[WORK INSTRUCTION]
Could you find every line in the entries below that holds the word "MapData" and copy it?

[THE DATA]
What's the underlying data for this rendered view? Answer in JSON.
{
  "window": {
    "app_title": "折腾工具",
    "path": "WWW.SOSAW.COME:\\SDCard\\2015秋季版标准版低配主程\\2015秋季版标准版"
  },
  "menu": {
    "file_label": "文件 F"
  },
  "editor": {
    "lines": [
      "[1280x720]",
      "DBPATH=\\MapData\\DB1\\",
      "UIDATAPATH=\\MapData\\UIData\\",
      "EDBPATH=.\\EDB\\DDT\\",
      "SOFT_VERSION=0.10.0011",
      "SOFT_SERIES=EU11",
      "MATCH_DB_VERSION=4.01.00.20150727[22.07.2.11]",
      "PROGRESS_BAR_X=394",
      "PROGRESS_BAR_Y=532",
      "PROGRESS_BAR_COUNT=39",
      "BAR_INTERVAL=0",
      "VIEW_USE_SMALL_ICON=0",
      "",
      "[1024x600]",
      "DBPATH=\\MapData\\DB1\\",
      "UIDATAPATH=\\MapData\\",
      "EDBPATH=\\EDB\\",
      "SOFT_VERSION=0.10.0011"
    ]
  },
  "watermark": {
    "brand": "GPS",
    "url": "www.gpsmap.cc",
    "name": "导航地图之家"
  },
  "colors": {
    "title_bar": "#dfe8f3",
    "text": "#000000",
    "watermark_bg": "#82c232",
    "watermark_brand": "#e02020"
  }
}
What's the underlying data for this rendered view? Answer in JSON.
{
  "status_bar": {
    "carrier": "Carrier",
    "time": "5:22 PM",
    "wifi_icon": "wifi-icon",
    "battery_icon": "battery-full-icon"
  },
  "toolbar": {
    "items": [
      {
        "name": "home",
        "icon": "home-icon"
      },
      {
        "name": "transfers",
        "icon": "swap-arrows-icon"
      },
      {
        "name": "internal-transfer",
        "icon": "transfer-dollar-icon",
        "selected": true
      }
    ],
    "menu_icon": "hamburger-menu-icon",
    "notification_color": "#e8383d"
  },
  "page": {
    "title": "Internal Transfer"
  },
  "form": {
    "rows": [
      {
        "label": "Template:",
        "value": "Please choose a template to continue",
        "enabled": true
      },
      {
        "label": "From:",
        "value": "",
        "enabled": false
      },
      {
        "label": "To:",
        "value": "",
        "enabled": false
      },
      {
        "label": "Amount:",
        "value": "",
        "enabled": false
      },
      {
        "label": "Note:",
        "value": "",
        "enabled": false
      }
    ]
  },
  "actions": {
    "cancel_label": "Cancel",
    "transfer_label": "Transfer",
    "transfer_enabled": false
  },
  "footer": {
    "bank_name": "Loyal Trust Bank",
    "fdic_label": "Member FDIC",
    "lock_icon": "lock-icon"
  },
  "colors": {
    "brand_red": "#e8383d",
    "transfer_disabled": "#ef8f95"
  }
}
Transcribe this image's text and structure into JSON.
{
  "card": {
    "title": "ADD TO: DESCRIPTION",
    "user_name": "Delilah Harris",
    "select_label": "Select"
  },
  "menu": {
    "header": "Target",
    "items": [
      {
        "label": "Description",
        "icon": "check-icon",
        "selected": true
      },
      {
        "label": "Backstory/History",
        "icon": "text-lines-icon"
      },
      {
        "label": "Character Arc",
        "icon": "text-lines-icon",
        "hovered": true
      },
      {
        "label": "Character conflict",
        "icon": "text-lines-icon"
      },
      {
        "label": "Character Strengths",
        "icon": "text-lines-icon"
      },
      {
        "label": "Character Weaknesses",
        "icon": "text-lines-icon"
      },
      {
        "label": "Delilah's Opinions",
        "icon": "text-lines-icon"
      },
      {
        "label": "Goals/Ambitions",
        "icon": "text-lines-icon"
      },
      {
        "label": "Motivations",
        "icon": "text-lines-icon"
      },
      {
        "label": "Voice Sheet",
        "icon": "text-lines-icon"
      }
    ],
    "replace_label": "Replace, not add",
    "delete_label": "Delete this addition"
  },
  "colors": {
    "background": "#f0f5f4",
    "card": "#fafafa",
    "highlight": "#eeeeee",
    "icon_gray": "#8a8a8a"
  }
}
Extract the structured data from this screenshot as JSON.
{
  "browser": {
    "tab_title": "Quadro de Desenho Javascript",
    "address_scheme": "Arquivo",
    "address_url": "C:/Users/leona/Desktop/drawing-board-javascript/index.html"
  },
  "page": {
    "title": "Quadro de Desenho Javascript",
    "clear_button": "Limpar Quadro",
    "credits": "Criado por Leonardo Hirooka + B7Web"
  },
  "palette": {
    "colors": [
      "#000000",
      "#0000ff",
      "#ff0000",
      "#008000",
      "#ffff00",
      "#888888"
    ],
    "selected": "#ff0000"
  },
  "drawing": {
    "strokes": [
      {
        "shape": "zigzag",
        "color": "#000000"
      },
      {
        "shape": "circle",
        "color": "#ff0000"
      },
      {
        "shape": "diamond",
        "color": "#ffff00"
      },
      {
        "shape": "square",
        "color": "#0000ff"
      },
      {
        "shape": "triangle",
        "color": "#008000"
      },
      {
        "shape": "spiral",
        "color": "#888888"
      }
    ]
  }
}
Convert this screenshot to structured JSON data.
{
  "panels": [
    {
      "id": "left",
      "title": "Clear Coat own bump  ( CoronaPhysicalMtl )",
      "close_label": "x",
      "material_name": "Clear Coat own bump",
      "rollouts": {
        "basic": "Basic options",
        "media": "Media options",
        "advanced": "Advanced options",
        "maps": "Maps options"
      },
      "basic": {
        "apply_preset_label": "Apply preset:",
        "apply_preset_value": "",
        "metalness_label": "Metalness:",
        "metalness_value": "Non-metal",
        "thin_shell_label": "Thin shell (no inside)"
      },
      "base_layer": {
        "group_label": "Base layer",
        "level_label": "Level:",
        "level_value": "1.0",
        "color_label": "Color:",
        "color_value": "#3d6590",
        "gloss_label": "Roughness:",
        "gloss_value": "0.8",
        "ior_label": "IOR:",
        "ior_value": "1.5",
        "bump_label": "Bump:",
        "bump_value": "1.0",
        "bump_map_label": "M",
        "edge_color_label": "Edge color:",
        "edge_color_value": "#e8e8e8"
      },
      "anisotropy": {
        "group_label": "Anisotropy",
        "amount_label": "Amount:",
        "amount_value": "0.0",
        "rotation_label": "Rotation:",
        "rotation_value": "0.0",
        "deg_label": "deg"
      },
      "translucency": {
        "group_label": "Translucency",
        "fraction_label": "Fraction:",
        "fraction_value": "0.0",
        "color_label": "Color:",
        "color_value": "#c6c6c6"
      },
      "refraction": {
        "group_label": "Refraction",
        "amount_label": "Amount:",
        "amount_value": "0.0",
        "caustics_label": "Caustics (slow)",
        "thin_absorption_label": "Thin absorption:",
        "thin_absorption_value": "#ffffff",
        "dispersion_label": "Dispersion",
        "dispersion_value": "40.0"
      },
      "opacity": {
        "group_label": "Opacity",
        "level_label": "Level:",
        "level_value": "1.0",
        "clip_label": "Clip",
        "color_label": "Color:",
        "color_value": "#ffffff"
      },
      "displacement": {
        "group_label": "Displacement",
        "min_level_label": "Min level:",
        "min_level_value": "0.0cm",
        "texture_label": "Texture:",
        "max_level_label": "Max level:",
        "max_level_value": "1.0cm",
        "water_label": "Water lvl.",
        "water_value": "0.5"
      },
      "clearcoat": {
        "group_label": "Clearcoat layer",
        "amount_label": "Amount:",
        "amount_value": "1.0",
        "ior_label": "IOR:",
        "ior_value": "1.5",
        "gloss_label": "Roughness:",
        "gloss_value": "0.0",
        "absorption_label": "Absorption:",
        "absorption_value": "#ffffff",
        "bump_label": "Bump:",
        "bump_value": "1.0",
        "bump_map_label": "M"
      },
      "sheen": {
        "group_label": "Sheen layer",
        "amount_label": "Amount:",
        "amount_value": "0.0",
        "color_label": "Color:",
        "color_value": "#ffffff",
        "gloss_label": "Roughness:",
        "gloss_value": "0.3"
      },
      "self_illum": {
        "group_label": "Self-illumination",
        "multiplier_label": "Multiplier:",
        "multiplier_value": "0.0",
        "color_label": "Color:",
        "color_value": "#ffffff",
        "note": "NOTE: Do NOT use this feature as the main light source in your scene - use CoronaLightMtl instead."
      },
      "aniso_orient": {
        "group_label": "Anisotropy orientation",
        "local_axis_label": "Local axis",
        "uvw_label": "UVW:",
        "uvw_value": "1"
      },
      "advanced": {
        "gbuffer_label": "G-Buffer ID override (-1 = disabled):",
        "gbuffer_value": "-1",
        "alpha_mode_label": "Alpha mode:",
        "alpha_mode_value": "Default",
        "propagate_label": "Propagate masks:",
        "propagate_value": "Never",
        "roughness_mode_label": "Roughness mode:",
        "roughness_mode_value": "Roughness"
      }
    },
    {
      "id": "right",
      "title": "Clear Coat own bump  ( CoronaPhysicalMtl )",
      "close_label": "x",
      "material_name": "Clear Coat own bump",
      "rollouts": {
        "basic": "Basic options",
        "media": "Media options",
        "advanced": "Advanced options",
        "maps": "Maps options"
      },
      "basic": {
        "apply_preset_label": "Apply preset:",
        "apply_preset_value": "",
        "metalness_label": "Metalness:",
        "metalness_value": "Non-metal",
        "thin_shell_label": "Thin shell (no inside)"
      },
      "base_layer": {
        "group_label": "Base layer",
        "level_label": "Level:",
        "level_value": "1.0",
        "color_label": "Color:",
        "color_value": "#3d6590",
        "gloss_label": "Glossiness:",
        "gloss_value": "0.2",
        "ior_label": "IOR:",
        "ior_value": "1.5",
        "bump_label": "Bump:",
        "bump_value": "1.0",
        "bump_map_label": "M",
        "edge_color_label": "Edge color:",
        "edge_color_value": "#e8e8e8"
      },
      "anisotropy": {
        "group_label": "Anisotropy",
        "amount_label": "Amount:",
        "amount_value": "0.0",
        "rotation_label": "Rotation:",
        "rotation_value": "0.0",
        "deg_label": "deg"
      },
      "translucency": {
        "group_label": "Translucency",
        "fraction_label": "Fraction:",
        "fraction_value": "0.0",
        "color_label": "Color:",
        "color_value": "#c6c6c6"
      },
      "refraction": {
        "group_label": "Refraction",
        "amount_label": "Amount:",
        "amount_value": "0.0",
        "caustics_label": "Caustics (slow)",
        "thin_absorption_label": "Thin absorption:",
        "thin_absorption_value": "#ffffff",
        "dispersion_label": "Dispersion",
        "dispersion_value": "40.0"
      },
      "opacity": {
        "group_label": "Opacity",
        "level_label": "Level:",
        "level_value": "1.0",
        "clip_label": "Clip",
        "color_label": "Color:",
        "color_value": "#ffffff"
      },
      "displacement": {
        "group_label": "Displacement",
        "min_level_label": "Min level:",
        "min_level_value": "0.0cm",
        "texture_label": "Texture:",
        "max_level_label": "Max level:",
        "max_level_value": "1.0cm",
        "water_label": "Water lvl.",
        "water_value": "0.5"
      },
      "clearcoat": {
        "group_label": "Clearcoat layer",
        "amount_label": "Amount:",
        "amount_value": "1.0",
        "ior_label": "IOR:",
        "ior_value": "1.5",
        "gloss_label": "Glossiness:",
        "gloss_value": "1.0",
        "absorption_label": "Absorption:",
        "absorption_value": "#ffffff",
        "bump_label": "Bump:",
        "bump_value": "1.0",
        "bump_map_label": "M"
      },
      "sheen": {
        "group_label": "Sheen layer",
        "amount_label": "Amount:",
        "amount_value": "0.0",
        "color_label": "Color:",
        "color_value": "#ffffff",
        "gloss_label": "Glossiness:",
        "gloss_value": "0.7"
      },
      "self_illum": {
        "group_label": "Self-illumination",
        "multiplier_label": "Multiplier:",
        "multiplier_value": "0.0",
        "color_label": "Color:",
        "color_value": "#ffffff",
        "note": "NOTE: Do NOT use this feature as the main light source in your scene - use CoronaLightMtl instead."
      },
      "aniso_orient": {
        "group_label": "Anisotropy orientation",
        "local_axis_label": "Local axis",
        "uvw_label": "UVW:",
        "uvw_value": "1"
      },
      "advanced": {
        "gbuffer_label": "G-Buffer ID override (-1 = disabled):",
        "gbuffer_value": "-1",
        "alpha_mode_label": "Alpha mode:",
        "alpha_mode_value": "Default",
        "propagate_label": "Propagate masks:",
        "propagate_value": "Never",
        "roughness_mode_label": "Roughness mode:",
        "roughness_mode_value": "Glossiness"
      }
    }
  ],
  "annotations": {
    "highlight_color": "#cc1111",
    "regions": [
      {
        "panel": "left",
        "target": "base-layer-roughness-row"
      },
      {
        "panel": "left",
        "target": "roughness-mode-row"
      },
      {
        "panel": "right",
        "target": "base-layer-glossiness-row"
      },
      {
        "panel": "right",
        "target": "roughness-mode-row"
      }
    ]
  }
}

[RESULT OF THE EXERCISE]
      "DBPATH=\\MapData\\DB1\\",
      "UIDATAPATH=\\MapData\\UIData\\",
      "DBPATH=\\MapData\\DB1\\",
      "UIDATAPATH=\\MapData\\",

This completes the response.